Anton Seidl, after whom the association was named, was a conductor who took an active role in bringing the works of Wagner to audiences in New York--and Brooklyn. According to Joseph Horowitz, (in Cultivating Music in America) "During the summer of 1889...several thousand working girls and poor or orphaned children visited the Coney Island seashore and concerts at the society's expense. The group also organized lectures, lunches, dinners and receptions. It taught its members to sing. And it aspired to build a Wagner opera house in Brooklyn to house a permanent Wagner festival, an American Bayreuth."
Anthony gracefully declined the invitation, suggesting Elizabeth Cady Stanton as a substitute.
Elizabeth Cady Stanton (l.) and Susan B. AnthonyLibrary of Congress Prints and Photographs Division Washington, D.C. 20540 USA
Rochester N.Y., July 7 1889
My Dear Friend
Your two telegrams are before me--and much as I would love to say "yes" and be with you next Friday the 12th inst.

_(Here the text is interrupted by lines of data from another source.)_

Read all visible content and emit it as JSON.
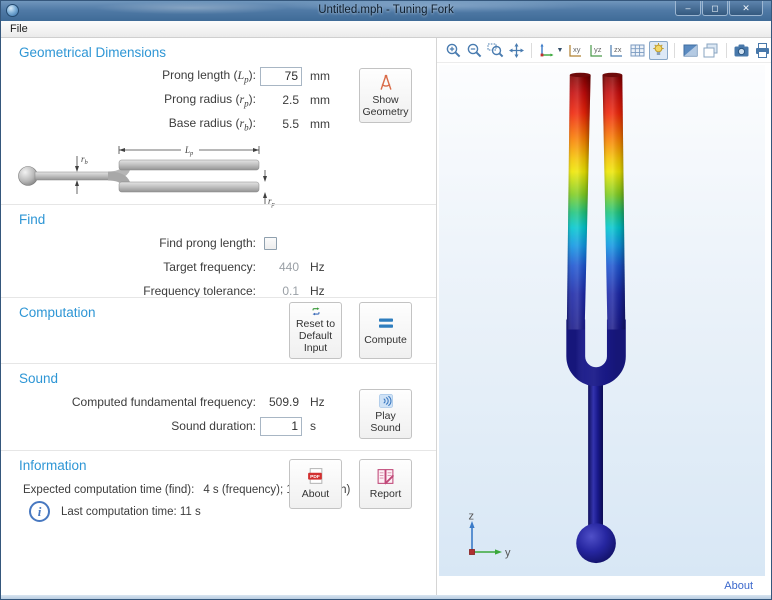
{
  "window": {
    "title": "Untitled.mph - Tuning Fork",
    "menu_items": [
      "File"
    ],
    "controls": {
      "minimize": "–",
      "maximize": "◻",
      "close": "✕"
    }
  },
  "form": {
    "geometry": {
      "title": "Geometrical Dimensions",
      "rows": [
        {
          "label_prefix": "Prong length (",
          "symbol": "L",
          "subscript": "p",
          "label_suffix": "):",
          "value": "75",
          "unit": "mm"
        },
        {
          "label_prefix": "Prong radius (",
          "symbol": "r",
          "subscript": "p",
          "label_suffix": "):",
          "value": "2.5",
          "unit": "mm"
        },
        {
          "label_prefix": "Base radius (",
          "symbol": "r",
          "subscript": "b",
          "label_suffix": "):",
          "value": "5.5",
          "unit": "mm"
        }
      ],
      "show_geometry_button": "Show Geometry",
      "diagram_labels": {
        "length": {
          "symbol": "L",
          "subscript": "p"
        },
        "base_radius": {
          "symbol": "r",
          "subscript": "b"
        },
        "prong_radius": {
          "symbol": "r",
          "subscript": "p"
        }
      }
    },
    "find": {
      "title": "Find",
      "checkbox_label": "Find prong length:",
      "rows": [
        {
          "label": "Target frequency:",
          "value": "440",
          "unit": "Hz"
        },
        {
          "label": "Frequency tolerance:",
          "value": "0.1",
          "unit": "Hz"
        }
      ]
    },
    "computation": {
      "title": "Computation",
      "reset_button": "Reset to Default Input",
      "compute_button": "Compute"
    },
    "sound": {
      "title": "Sound",
      "rows": [
        {
          "label": "Computed fundamental frequency:",
          "value": "509.9",
          "unit": "Hz"
        },
        {
          "label": "Sound duration:",
          "value": "1",
          "unit": "s"
        }
      ],
      "play_button": "Play Sound"
    },
    "information": {
      "title": "Information",
      "expected_label": "Expected computation time (find):",
      "expected_value": "4 s (frequency); 14 s (length)",
      "last_computation": "Last computation time: 11 s",
      "about_button": "About",
      "report_button": "Report"
    }
  },
  "graphics": {
    "toolbar_icons": [
      "zoom-in",
      "zoom-out",
      "zoom-box",
      "zoom-extents",
      "go-to-default-3d-view",
      "go-to-xy-view",
      "go-to-yz-view",
      "go-to-zx-view",
      "show-grid",
      "scene-light",
      "transparency",
      "copy-image",
      "image-snapshot",
      "print"
    ],
    "view_labels": {
      "xy": "xy",
      "yz": "yz",
      "zx": "zx"
    },
    "axis": {
      "vertical": "z",
      "horizontal": "y"
    },
    "about_link": "About"
  },
  "colors": {
    "accent_heading": "#2e96d5",
    "titlebar_blue": "#4a7199",
    "canvas_top": "#fcfdfe",
    "canvas_bottom": "#d8e7f5",
    "fork_navy": "#1a1a8e",
    "rainbow_scale": [
      "#7f0000",
      "#e81010",
      "#f87800",
      "#f0e000",
      "#58c838",
      "#00c8c8",
      "#1864d8",
      "#1a1a8e"
    ]
  }
}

I have to deny myself the pleasure--1st because I am but just settled into being lazy at home--and 2nd because that very day I am expecting the arrival of my brother D.R.'s only surviving daughter--and 3d because my purse groans with emptiness from too many such acceptances already...
Our Grand Commander in Chief Elizabeth Cady Stanton is at Hempstead Long Island--why do you not (illegible) upon her--she is so very near to you and always can say just the beautiful word in the most beautiful way..."
Rochester NY Jul 10th 1889
My Dear Friend Laura C. Holloway
Ever since I said "no" to your most kind and flattering invitation to be the guest of your "Seidl" Club at Brighton Beach...my heart has smote me right and left...
Rochester NY Jul 11, 1889
Your card is just here--I am more than delighted that Mrs Stanton is to be the guest of your club on the 12th tomorrow--and hope the skies will be kind and all the very best forces will possess her head and heart, so that every person who sees and hears her at some lunch--will be connected to woman's need to possess the right of suffrage as a fulcrum on which to plant her lever to move the world to higher and truer living....
Lovingly and gratefully
Susan B. Anthony
Brooklyn did not become the American Bayreuth, but women did finally get the vote; and thanks to the Holloway letters, we know that a meeting of the Seidl Society in Brooklyn on July 12 1889 (attended by 300 people, according to the Brooklyn Daily Eagle report) was one of the thousands of occasions on which stirring words were spoken and hearts were moved.
Please join us this Wednesday, December 14th, for the latest installment of our monthly series of author talks. This month we are pleased to welcome Evan Hughes, author of Literary Brooklyn. Please note that the program is on the second Wednesday of the month, as opposed to the usual fourth Wednesday, due to the busy holiday season.
Literary Brooklyn uncovers the borough's -- and a nation's -- history through the minds of its greatest writers. In it, Hughes not only traces the origins of Brooklyn's contemporary literary scene but illuminates a revealing slice of American urban history. Starting with Walt Whitman, Brooklyn's first laureate, through the greats of the twentieth century, such as Henry Miller, Marianne Moore, Richard Wright, to today's prominent writers -- Jonathan Lethem, Jhumpa Lahiri, Colson Whitehead, and more -- Hughes peers into their lives, their work, and their Brooklyn, the home that shaped them. Chapter by chapter, Hughes uses Brooklyn's literary tradition to tell the story of city life in America.
Seating is limited to 40 people, so please arrive at 6:30pm to claim a ticket. Wine and cheese will be served. The author talk begins at 7pm. We hope to see you there!